Phrag is everywhere. And that’s not exactly a good thing. Common reed (Phragmites Australis) is an invasive plant commonly found near waterways and especially near construction sites, ditched marshes, roadside ditches, and other disturbed sites. With such a plentiful fiber used in other areas of the world for papermaking with loaded environmental significance, I decided to process a handful of these monstrous plants into pulp and paper. Keep scrolling for directions on how I turned something unwanted into paper.
Channels: by May Babcock, Sarah Hayman, Jessie Hornbrook and Megan Singleton. This past March, I was part of a collaborative handmade paper and video art installation, Channels, which coincided with the SGC International Printmaking 2012 Conference in New Orleans. Channels is part of the art exhibition, Uncharted Territories: A Printscape, which featured emerging artists from South Louisiana working in printmaking based mediums. More photos of the whole show HERE.
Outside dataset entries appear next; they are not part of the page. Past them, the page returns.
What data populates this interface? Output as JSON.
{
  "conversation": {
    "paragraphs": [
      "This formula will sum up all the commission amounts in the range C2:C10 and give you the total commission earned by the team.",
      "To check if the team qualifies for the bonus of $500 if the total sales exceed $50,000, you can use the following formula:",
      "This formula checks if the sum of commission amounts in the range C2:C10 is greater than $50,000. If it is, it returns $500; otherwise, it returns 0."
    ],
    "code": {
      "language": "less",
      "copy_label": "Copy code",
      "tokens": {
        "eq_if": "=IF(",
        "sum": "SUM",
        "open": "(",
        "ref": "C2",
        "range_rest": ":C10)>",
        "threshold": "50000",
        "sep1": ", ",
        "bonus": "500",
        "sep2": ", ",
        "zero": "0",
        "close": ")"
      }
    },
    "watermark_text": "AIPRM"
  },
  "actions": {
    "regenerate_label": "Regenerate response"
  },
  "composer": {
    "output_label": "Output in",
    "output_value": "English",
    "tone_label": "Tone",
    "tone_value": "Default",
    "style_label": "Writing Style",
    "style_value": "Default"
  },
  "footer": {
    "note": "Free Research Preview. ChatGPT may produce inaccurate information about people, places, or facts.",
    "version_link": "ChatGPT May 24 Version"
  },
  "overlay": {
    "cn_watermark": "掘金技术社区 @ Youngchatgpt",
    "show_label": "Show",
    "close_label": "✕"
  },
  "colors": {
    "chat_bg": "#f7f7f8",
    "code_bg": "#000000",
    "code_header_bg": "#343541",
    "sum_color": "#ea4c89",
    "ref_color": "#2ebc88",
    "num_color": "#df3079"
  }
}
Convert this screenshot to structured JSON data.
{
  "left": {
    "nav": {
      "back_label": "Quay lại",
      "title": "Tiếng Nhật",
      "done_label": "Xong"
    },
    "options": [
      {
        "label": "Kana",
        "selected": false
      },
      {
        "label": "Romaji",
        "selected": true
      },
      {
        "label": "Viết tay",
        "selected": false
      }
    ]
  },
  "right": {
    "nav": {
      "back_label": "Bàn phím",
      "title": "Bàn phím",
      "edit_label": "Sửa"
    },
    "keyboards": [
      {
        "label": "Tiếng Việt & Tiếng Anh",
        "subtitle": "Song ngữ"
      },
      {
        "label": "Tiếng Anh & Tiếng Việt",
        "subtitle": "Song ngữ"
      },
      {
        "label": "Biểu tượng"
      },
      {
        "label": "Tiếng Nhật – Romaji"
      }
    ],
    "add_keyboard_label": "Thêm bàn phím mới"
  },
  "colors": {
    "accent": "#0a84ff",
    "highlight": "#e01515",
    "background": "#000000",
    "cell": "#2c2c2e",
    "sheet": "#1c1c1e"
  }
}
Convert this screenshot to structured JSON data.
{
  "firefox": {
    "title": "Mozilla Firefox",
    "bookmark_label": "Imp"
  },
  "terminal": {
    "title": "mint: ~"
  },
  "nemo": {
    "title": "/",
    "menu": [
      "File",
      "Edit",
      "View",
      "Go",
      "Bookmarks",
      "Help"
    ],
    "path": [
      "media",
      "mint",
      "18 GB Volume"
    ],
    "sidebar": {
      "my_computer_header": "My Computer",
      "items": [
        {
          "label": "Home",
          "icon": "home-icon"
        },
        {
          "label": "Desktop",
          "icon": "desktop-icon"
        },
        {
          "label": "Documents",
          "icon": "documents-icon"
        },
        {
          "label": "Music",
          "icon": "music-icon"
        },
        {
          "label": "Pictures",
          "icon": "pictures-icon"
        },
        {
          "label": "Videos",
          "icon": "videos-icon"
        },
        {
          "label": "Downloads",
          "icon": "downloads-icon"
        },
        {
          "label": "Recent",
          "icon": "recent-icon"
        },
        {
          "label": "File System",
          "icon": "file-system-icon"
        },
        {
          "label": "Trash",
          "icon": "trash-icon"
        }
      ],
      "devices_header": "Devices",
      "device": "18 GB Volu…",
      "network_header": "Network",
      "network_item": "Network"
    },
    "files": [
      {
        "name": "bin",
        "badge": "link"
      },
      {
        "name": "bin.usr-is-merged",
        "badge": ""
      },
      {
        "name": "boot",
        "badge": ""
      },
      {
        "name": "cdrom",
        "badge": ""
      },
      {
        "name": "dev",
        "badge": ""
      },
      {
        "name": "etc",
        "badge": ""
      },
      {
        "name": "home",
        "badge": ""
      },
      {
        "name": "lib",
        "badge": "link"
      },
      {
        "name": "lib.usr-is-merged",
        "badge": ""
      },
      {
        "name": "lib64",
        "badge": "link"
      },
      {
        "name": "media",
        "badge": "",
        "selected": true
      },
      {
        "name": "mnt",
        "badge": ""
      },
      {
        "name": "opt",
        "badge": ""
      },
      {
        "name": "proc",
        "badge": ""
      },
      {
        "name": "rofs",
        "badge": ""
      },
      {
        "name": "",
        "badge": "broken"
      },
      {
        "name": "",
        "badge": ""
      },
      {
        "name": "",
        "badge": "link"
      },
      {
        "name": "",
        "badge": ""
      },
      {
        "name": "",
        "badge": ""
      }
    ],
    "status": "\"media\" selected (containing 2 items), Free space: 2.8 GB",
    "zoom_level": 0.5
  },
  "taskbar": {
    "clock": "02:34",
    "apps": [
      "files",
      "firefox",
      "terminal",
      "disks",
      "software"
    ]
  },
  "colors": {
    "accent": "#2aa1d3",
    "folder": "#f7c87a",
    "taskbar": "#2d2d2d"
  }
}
Other than working at my real job and attempting to run this blog, another recent activity has been organizing an art exhibition for the upcoming SGC International Printmaking Conference, Navigating Currents. This year, it will be in New Orleans, Louisiana, and only a hop-skip-and-a-jump away from Baton Rouge.